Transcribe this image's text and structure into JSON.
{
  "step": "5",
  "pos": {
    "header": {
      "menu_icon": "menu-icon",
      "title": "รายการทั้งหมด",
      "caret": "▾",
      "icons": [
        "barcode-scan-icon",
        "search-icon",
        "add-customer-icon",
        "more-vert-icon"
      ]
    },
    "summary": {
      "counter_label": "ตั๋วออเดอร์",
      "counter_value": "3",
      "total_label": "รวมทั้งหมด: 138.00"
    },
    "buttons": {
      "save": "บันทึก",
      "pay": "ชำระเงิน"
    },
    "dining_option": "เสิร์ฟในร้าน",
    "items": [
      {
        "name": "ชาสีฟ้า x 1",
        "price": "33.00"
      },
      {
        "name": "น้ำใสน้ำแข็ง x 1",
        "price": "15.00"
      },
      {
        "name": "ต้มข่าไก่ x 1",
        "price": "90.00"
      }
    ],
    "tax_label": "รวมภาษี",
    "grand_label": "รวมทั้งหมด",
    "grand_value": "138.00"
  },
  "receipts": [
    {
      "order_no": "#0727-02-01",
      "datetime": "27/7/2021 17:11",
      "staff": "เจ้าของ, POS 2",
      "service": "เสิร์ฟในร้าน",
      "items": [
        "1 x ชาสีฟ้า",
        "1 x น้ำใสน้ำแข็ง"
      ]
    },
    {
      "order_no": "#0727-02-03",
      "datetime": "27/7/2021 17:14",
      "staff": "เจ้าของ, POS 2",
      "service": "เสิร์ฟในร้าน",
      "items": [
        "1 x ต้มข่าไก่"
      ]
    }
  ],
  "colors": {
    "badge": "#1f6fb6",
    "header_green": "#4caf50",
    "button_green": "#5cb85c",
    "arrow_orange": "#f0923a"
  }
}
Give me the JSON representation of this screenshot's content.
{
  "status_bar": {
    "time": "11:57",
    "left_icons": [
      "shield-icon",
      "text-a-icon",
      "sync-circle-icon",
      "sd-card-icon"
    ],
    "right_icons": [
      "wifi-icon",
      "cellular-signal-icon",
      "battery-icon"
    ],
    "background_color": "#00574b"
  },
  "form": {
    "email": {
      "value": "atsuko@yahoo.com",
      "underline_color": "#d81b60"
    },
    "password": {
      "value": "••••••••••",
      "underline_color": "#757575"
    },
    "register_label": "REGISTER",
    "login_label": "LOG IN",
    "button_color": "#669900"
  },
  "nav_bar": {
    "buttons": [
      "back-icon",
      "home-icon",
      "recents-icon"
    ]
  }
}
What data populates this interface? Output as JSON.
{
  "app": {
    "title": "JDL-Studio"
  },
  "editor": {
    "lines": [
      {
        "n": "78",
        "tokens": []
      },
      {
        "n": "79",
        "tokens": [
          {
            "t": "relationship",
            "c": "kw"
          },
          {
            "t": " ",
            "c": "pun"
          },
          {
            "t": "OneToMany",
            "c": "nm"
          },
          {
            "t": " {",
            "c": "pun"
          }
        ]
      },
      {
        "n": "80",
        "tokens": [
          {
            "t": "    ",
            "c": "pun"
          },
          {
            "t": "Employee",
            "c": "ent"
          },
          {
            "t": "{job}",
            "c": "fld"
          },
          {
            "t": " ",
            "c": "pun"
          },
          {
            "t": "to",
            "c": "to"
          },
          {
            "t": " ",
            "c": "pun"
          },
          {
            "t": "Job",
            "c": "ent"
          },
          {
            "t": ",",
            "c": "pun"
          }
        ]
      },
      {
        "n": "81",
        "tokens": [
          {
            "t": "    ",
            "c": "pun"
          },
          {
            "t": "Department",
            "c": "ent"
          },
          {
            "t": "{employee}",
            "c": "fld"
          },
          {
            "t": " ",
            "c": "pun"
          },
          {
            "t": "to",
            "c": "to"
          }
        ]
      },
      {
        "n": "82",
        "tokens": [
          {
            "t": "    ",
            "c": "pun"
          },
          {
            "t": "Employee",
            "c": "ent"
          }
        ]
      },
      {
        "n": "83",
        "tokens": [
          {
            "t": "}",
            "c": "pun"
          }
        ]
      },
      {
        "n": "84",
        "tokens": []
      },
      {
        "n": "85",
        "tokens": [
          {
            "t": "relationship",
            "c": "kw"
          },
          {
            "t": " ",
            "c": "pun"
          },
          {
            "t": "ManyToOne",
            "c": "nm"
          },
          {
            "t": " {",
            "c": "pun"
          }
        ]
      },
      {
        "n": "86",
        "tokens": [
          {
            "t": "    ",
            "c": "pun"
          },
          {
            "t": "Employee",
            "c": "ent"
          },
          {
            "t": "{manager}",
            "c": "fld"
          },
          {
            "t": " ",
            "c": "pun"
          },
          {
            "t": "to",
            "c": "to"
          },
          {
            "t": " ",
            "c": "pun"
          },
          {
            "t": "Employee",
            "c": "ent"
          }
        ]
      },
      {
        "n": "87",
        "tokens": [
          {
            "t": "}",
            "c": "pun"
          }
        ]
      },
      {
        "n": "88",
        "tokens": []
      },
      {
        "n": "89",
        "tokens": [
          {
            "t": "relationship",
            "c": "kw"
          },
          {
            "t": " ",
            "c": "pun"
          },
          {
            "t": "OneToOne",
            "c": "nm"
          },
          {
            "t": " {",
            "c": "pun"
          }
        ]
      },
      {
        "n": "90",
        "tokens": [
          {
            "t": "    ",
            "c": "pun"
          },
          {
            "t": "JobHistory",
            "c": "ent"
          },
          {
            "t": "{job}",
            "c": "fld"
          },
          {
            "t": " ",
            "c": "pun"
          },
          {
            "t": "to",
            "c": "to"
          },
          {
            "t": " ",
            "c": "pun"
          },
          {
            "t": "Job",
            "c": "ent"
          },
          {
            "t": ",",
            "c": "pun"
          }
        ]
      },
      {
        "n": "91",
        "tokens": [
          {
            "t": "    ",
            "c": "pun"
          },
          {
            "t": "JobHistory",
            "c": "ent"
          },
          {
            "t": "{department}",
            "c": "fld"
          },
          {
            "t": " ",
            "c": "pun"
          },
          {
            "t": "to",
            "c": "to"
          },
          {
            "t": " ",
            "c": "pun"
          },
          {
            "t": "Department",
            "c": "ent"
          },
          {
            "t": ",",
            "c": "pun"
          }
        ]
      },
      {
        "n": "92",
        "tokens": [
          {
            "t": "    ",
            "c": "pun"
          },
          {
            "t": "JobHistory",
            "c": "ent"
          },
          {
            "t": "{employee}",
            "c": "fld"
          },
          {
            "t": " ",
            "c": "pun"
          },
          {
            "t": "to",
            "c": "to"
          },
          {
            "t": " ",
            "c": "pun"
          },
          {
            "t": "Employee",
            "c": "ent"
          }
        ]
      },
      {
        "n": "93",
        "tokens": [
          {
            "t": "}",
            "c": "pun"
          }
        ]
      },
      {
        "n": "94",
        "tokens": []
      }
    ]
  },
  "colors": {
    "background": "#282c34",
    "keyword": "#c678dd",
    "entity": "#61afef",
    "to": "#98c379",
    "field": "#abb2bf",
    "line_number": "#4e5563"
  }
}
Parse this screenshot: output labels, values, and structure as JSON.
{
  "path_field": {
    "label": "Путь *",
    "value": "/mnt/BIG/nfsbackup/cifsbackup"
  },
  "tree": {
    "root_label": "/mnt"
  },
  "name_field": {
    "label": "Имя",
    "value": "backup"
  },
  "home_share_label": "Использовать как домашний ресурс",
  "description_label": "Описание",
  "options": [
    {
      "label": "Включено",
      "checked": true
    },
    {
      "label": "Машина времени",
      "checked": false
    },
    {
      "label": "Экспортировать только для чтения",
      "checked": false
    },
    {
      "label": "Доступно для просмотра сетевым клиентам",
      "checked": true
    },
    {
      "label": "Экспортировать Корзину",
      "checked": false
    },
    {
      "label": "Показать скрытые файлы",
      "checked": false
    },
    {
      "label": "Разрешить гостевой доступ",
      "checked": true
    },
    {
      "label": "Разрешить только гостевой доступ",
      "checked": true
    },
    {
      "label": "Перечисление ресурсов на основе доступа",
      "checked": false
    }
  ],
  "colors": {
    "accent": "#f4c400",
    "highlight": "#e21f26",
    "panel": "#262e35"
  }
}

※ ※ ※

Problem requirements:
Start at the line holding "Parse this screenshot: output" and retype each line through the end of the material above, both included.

Response area:
Parse this screenshot: output labels, values, and structure as JSON.
{
  "path_field": {
    "label": "Путь *",
    "value": "/mnt/BIG/nfsbackup/cifsbackup"
  },
  "tree": {
    "root_label": "/mnt"
  },
  "name_field": {
    "label": "Имя",
    "value": "backup"
  },
  "home_share_label": "Использовать как домашний ресурс",
  "description_label": "Описание",
  "options": [
    {
      "label": "Включено",
      "checked": true
    },
    {
      "label": "Машина времени",
      "checked": false
    },
    {
      "label": "Экспортировать только для чтения",
      "checked": false
    },
    {
      "label": "Доступно для просмотра сетевым клиентам",
      "checked": true
    },
    {
      "label": "Экспортировать Корзину",
      "checked": false
    },
    {
      "label": "Показать скрытые файлы",
      "checked": false
    },
    {
      "label": "Разрешить гостевой доступ",
      "checked": true
    },
    {
      "label": "Разрешить только гостевой доступ",
      "checked": true
    },
    {
      "label": "Перечисление ресурсов на основе доступа",
      "checked": false
    }
  ],
  "colors": {
    "accent": "#f4c400",
    "highlight": "#e21f26",
    "panel": "#262e35"
  }
}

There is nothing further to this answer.